And I feel exactly the same way about bogey trackers that focus on smaller-cap benchmarks such as the Russell 2000, an index that recently counted 2006 overachievers Veritas DGC (NYSE:VTS), Hologic (NASDAQ:HOLX), and Brocade Communications (NASDAQ:BRCD) among its top members.

All or nothing?
In my view, going the index-only route means always having to say you're sorry. After all, the most you can ever legitimately expect with either traditional index funds or ETFs is that, over time, they'll lag the market by about the amount of their expenses.

What's more, I firmly believe that -- beyond just market-cap and growth/value diversification -- savvy investors should aim for strategic diversification. Indexing is just another investing strategy, and as with any strategy, the market will sometimes shine on it and sometimes not. And in recent years, by the way, it's mostly not been shining on index-only types.

Ebb and flow
Indeed, as USATODAYreported last year, 2005 marked the seventh year in a row that actively managed funds, as a group, bested the S&P.

In some ways, that particular stat has my inner contrarian salivating. Just as growth investing -- which has lagged value ever since the market's premillennial meltdown -- will someday rise again, so too will index funds. Indeed, in the aggregate anyway, 2006 appears to have gone to index funds -- a data point that proves, as ever, ebb and flow is the market's mantra.

With that as a backdrop, here's a question: Who has the time -- or the inclination -- to try to ferret out which investing strategy is going to be in or out of favor? Here's another one: Why try to guess whose turn it is to outshine when active and passive picks can coexist peacefully and profitably in the same portfolio?

Not coincidentally, the Aggressive, Moderate, and Conservative model portfolios we track each month in Motley Fool Champion Funds include both active and passive funds. What's more, taken collectively, our "Fund of the Month" recommendations -- all of which are actively managed -- have made light work of the market, besting it by more than 10 percentage points since we first hung out our shingle back in March 2004.

Sneak peek
Ultimately, I think the chief value of an all-ETF portfolio is that it provides one more opportunity to demonstrate the Foolish wisdom of mixing it up with choice active and passive picks, and to take the market's temperature regarding what's working -- and, for all you contrarians out there, what isn't.

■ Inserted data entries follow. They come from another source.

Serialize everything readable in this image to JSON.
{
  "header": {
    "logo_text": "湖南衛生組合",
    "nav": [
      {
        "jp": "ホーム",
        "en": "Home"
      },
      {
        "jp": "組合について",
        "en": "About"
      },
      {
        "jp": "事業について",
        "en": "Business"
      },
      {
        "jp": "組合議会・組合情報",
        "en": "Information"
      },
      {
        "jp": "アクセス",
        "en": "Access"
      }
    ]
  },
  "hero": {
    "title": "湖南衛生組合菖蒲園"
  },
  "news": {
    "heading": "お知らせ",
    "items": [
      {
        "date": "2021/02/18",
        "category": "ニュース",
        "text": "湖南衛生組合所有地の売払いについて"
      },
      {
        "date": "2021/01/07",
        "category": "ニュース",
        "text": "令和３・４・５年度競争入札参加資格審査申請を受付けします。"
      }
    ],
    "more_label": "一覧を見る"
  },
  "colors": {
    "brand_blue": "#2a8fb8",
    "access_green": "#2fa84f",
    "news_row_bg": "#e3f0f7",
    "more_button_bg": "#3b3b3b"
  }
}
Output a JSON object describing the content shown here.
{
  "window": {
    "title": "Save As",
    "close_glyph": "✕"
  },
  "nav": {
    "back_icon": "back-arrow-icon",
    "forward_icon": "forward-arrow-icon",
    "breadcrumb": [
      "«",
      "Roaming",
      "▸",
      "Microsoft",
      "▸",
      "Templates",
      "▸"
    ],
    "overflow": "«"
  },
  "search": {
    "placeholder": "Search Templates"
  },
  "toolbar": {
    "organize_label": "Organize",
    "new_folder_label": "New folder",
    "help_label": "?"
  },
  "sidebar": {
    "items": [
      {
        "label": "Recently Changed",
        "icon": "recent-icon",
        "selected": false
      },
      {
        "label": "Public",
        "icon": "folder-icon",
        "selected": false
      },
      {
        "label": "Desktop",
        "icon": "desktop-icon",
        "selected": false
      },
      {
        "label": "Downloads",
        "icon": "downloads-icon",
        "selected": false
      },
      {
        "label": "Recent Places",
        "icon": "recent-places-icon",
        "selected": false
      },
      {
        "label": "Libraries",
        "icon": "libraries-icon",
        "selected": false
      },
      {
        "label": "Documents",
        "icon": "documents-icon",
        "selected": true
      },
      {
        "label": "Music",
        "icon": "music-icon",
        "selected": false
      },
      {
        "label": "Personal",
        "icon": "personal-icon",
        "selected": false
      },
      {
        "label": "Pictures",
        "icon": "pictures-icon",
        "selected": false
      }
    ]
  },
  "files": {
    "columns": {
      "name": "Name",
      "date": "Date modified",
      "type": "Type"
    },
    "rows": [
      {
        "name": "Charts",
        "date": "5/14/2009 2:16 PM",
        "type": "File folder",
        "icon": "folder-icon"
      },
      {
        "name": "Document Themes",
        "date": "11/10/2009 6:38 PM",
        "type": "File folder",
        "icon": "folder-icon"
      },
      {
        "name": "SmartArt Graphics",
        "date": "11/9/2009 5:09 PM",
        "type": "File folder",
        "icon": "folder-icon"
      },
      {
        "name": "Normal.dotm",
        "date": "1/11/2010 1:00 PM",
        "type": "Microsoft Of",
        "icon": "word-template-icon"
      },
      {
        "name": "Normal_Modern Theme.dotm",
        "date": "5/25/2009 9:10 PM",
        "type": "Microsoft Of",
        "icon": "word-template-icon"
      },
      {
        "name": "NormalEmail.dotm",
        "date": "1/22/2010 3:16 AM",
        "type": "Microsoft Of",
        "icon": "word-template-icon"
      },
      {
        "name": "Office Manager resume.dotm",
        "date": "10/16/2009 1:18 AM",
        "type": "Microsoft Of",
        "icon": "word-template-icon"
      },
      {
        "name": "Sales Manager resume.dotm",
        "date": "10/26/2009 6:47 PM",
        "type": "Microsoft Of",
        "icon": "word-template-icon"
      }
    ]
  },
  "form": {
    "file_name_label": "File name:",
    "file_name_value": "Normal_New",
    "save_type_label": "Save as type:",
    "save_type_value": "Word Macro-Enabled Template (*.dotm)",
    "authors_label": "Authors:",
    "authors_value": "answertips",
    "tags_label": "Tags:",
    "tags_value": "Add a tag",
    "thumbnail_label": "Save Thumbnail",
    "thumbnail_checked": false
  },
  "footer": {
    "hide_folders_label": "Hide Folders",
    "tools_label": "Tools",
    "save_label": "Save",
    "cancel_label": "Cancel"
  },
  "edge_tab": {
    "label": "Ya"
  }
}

If you'd like to take a gander at the initial ETF lineup -- not to mention our complete list of fund recommendations and back-issue archives -- click here for a risk-free 30-day guest pass. There's no obligation to subscribe, so give Champion Funds a whirl and let us know what you think. Our members-only discussion boards, which also come gratis with the service, exist for just that purpose.

See you there!

This article was originally published March 9, 2006. It has been updated.

Shannon Zimmerman runs point on Motley Fool Champion Funds and does notown any of the securities mentioned. Bank of America is an Income Investor recommendation. Pfizer is an Inside Value pick. The Fool is investors writing for investors, and you can read all about our disclosure policyhere.